In 1984, there was no heel more hated by fans than Piper. He revolutionized how a heel worker acted on television and his style has spawned many imitators over the past 30 years and without him, WrestleMania I would not have been the same and probably would not have had the same success.

Notable matches include:

Roddy Piper & David Schultz vs. Andre the Giant & Jimmy Snuka – New York, NY 3/25/84
Roddy Piper vs. Jimmy Snuka – East Rutherford, NJ 7/15/84
Roddy Piper vs. Andre the Giant – Philadelphia, PA 9/1/84
Roddy Piper vs. Tonga Kid – New York, NY 11/26/84
Roddy Piper & Bob Orton vs. Jimmy Snuka & Tonga Kid – New York, NY 12/28/84



Hulk Hogan

1985 will always stand out as a pivotal year in the history of professional wrestling for one reason above all others: the birth of WrestleMania. At the time just a super show, this event has come to represent the pinnacle of the business; the rest of the sports entertainment calendar – not just within WWE, but globally – revolves around the Showcase of the Immortals. Without Vince McMahon (and his wife, Linda) gambling their entire fortune, it would not have happened; without the celebrity star power of Mr. T, Cyndi Lauper, et al., it would not have been a spectacle; but without Hulk Hogan, it would not have been a success.

Our argument for 1985 really came down to two options: Hulk Hogan or Roddy Piper.
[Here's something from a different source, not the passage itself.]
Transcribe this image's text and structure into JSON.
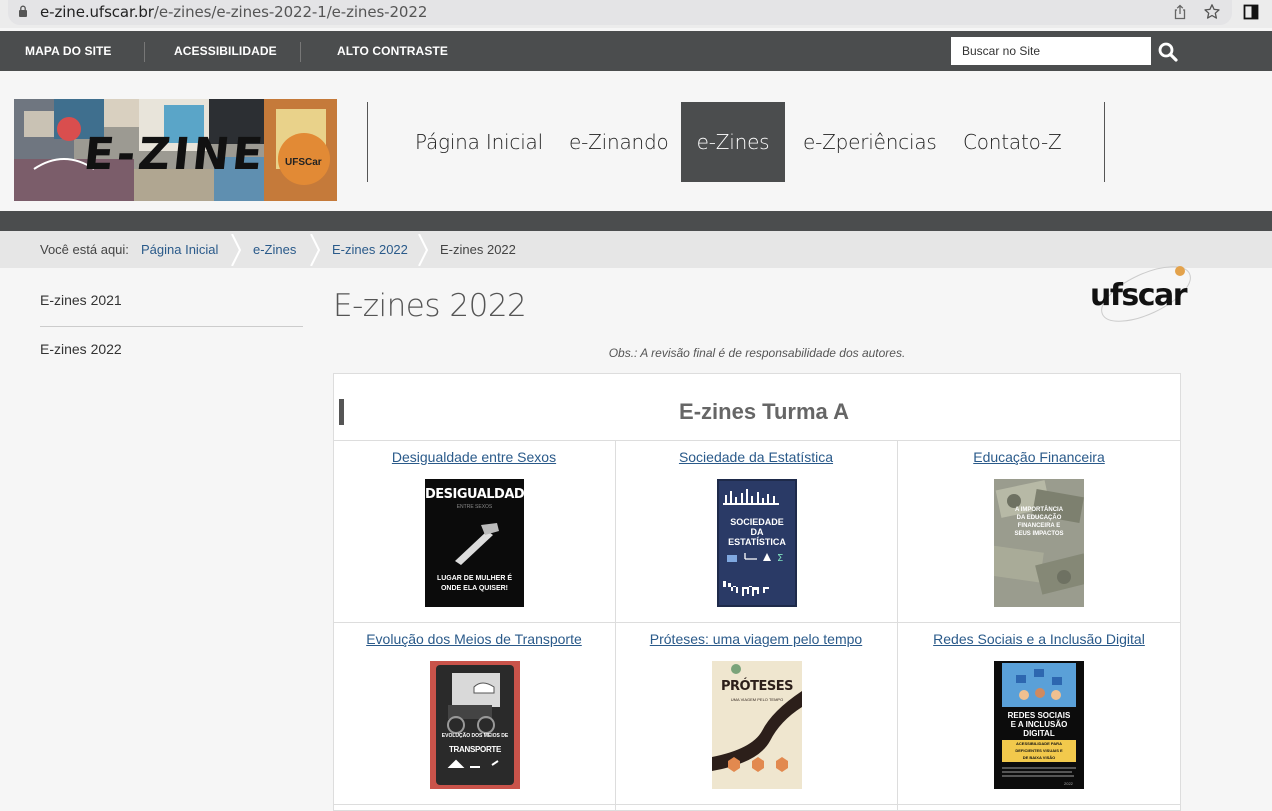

With the year being far more crucial to WWF than the NWA or anywhere else, it had to be one of the Federations two standard-bearers getting the nod here. While Piper arguably talked fans into the arenas because they wanted to see him get his ass kicked and carried hot programs, Hogan had the star power that made something like WrestleMania possible. With “The Hulkster” holding the WWF title proudly, Vince McMahon had a pop culture-friendly face who could venture beyond the confines of syndicated programming onto MTV and Saturday Night Live, bringing in the casual audience he had long coveted.

Outside of the ring, Hogan proved instrumental in pulling off that first WrestleMania if for no other reason than he had the relationship with Mr. T that held that blockbuster main event together. When T balked several times up to the day of the show, Hulk kept him in line; when Piper and Paul Orndorff wanted to take liberties with their contentious celebrity sparring partner, the 300-plus pounder across the ring kept a modicum of order.

Post-WrestleMania, Hogan helped inaugurate Saturday Night’s Main Event and played a major role in the first three airings. He represented the WWF on tours with New Japan Pro Wrestling and headlined live events against the likes of Orndorff, ron Sheik, Brutus Beefcake and others. As the World Wrestling Federation transcended the territorial model in 1985, Hulk Hogan stood front and center, becoming the biggest star in the history of the business.

But really, it all comes down to WrestleMania; without that show, perhaps the WWF and Vince McMahon don’t survive, and without Hulk Hogan, who knows where we’d be.

Notable matches include:
Hulk Hogan vs. Tatsumi Fujinami – NJPW/WWF live event 2/5/85
Hulk Hogan & Mr. T vs. Roddy Piper & Paul Orndorff – WrestleMania 3/31/85
Hulk Hogan vs. Bob Orton – Saturday Night’s Main Event 5/11/85
Hulk Hogan vs. Nikolai Volkoff – Saturday Night’s Main Event 10/5/85
Hulk Hogan & Andre the Giant, vs. King Kong Bundy & Big John Studd – Saturday Night’s Main Event 11/2/85